dissect_ssl enter frame #22 (first time) packet_from_server: is from server - FALSE   conversation = 0000027E892C55E0, ssl_session = 0000027E892C5C80   record: offset = 0, reported_length_remaining = 581 ssl_try_set_version found version 0x0303 -> state 0x10 dissect_ssl3_record: content_type 23 Application Data decrypt_ssl3_record: app_data len 576, ssl state 0x10 packet_from_server: is from server - FALSE decrypt_ssl3_record: using client decoder decrypt_ssl3_record: no decoder available  ssl_decrypt_record found padding 8 final len 327 checking mac (len 307, version 303, ct 23 seq 1) tls_check_mac mac type:SHA1 md 2 Mac[20]: | c9 62 43 71 5c 9f 91 31 0d 98 cc 3b 9a 37 2f 1a |.bCq\..1...;.7/.| | 0b 61 3d dd                                     |.a=.            | ssl_decrypt_record: mac failed    checking keylog line: CLIENT_HANDSHAKE_TRAFFIC_SECRET 1c88cbccba12f83b5752f3dc49cd4294dbb77f0a6992f728d129af34e4d70350 39741b6d2d8cecaa23477ecd1929d7f21560397fe48aec4c11ec92d263cfa542     matched client_handshake  tls13_load_secret TLS version 0x303 is not 1.3 

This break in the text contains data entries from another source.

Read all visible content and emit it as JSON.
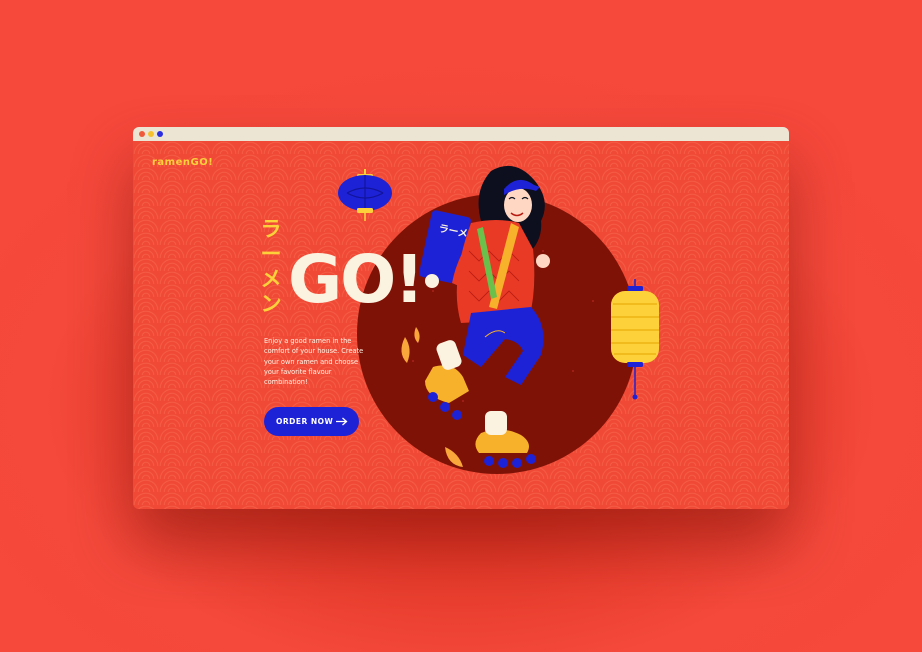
{
  "window": {
    "dots": [
      "#ef5a3a",
      "#f7c12e",
      "#2a2ee0"
    ]
  },
  "brand": {
    "logo": "ramenGO!",
    "colors": {
      "yellow": "#fcd13a",
      "red": "#f04a36",
      "blue": "#1e22d6",
      "cream": "#fbf3df",
      "dark_red": "#7f1207"
    }
  },
  "hero": {
    "kana": [
      "ラ",
      "ー",
      "メ",
      "ン"
    ],
    "title": "GO!",
    "description": "Enjoy a good ramen in the comfort of your house. Create your own ramen and choose your favorite flavour combination!",
    "cta_label": "ORDER NOW",
    "cta_icon": "arrow-right-icon"
  },
  "illustration": {
    "subject": "girl-on-roller-skates-with-ramen-delivery-box",
    "box_text": "ラーメン"
  }
}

So basically I’m stuck at this point. What am I missing? Do I need to export something from server side also? Or more Wireshark configuration?

EDIT:

You can check SSLKEYLOGFILE, Wireshark debug log, and raw capture here: https://drive.google.com/open?id=1-1XnRVvrTqQiHq8bF3KTLKZzKAC9zRb0

In the capture, 10.35.119.32 is the server IP which handles RTP, 16004 is the WebRTC port (there is unencrypted RTP also from/to this server, which is the agent RTP as I mentioned, on port 17xxx).

TLS-Handshake, Server Key Exchange, Diffie-Hellman: Where does key length come from?

Where does the key length come from?

In this example it is 2048 bits long:

Secure Sockets Layer     TLSv1.2 Record Layer: Handshake Protocol: Server Key Exchange         Content Type: Handshake (22)         Version: TLS 1.2 (0x0303)         Length: 783         Handshake Protocol: Server Key Exchange             Handshake Type: Server Key Exchange (12)             Length: 779             Diffie-Hellman Server Params                 p Length: 256                 p: ...                 g Length: 1                 g: 02                 Pubkey Length: 256                 Pubkey: ...                 Signature Algorithm: rsa_pkcs1_sha512 (0x0601)                 Signature Length: 256                 Signature: ... 

It is apparently not a parameter of the cyper suite (here: TLS_DHE_RSA_WITH_AES_128_GCM_SHA256) as there is no key length given for DHE.

Is this just a parameter configured on the server side? Or is it somehow negotiated? I cannot find much information except in “Bulletproof SSL and TLS” in the section about deployment best practices.

To be on the safe side, if deploying DHE, configure it with at least 2,048 bits of security.

That section makes it sound like it’s server configuration…

Reason for my question:

I have got a piece of older software which cannot connect to a server via TLS. It complains that it only supports DH key lengths from 512 to 2048. And in the according network trace p Length is 512 (== 4096 bits). Thus the TLS handshake fails.

Now I need to know how I could get my legacy software (running on an embedded device) to talk to the server (preferrably without updating the software).